County Clerk’s response: As I stated in recommendation 2011-03 – We all have cash bags with keys and locks new locks on all cash drawers. Each deputy and Clerk maintains $150 in their cash bags for the day’s work. My chief deputy can do the deposit for the previous work day by early morning by having these recommendations in place.
Invoices should be stamped paid or otherwise effectively cancelled to show payment. During the audit, the auditor observed that, while copies of checks are stapled to their respective invoices, they are not always stamped paid or otherwise effectively cancelled to show payment. It is important to effectively cancel all paid invoices to lessen the chance of making duplicate payments. We recommend that all paid invoices be effectively cancelled to show payment.
County Clerk’s response: New paid stamps were purchased and are now being used on invoices as they are paid. The new stamps include dates and check numbers for each payment.
The County Clerk should improve payroll procedures. Our test of payroll revealed employees do not sign time cards at the end of each week. Furthermore, there was no documentation of supervisory review and approval of time cards. Time cards cover one week. At the end of each week, employees should sign (or initial) time cards indicating the accuracy of time reported and the employee’s agreement with time reported. A supervisory (or review) employee should sign (or initial) time cards indicating the time cards have been reviewed for accuracy and time worked was approved. We recommend the Clerk improve payroll procedures by having each employee and a supervisory employee sign completed time cards.
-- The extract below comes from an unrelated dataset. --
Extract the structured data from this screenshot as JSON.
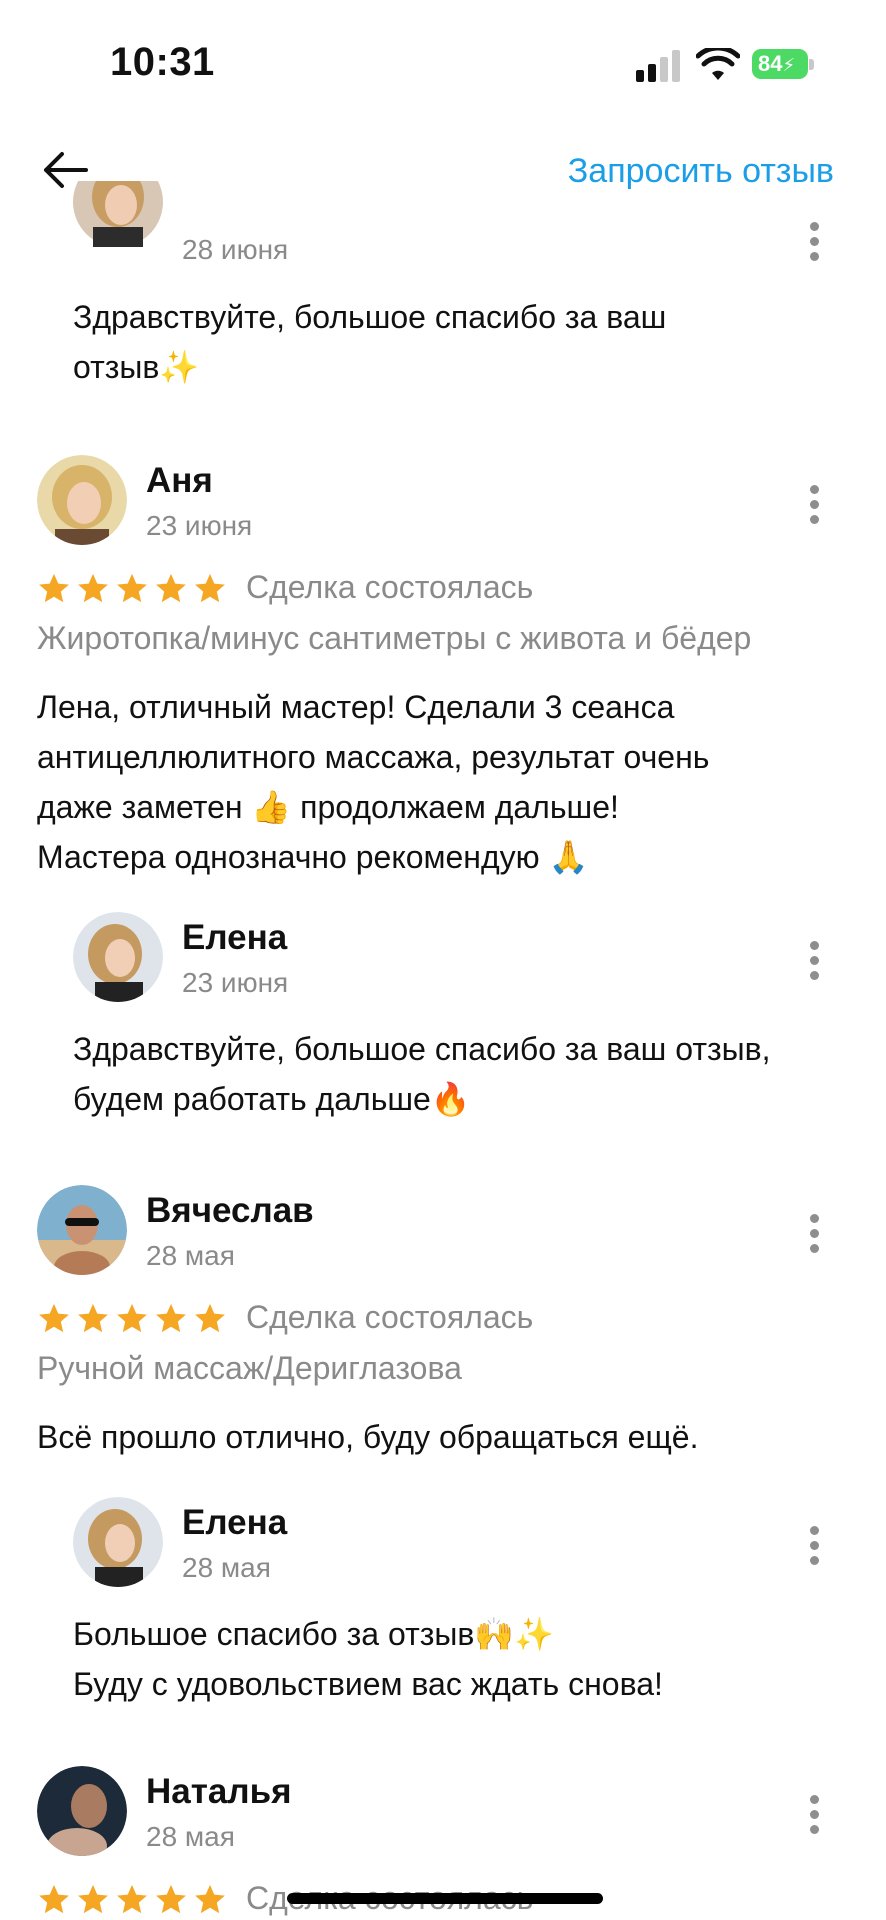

County Clerk’s response: First I would like to say on my behalf, that we are the only office in our courthouse with a time clock.
The County Clerk’s 2012 fee account has undeposited cash receipts. The County Clerk’s 2012 Fee Account has undeposited receipts totaling $16,576. The auditors examined the clerk’s 2012 fee account after a phone call from the County Clerk to report cash shortages. Our review of the 2012 account was for the period January 1, 2012 through August 31, 2012 and was not an audit, however, our work for this time period found the following undeposited receipts:
· January 9, 2012 $5,580
· February 7, 2012 $5,435
· April 28, 2012 $3,487
· May 9, 2012 $ 223
· May 12, 2012 $ 882
· July 3, 2012 $ 296
· July 14, 2012 $ 673
Our review found four checks, which were originally listed on the January 9, 2012 daily checkout sheet, were actually deposited at later dates to cover shortages for those daily deposits. Also, we found a deposit made on April 17, 2012 in the amount of $5,435. This deposit was presented as reimbursement of the undeposited receipts on February 7, 2012. However, we obtained the deposit detail from the bank and determined the deposit actually consisted of $4,070 of delinquent tax receipts for April 12, 2012, a $1,362 License fee receipt for April 16, 2012 business and $3 in cash that was used to cover the remaining deposit; therefore no reimbursement was actually made. We recommend the County Clerk immediately implement controls and oversight over the financial activities of her office to ensure errors are prevented or detected in a timely manner. This matter has been referred to the Kentucky State Police for further investigation.
County Clerk’s response: In reviewing the shortages on deposits, I had to terminate another employee who confessed to taking deposits from my office. Since this has happened we have new procedures about how the deposits are made explained in recommendation 2011-03.
The county clerk’s responsibilities include collecting certain taxes, issuing licenses, maintaining county records and providing other services. The clerk’s office is funded through statutory fees collected in conjunction with these duties.
The full reports can be found at auditor.ky.gov”>auditor.ky.gov.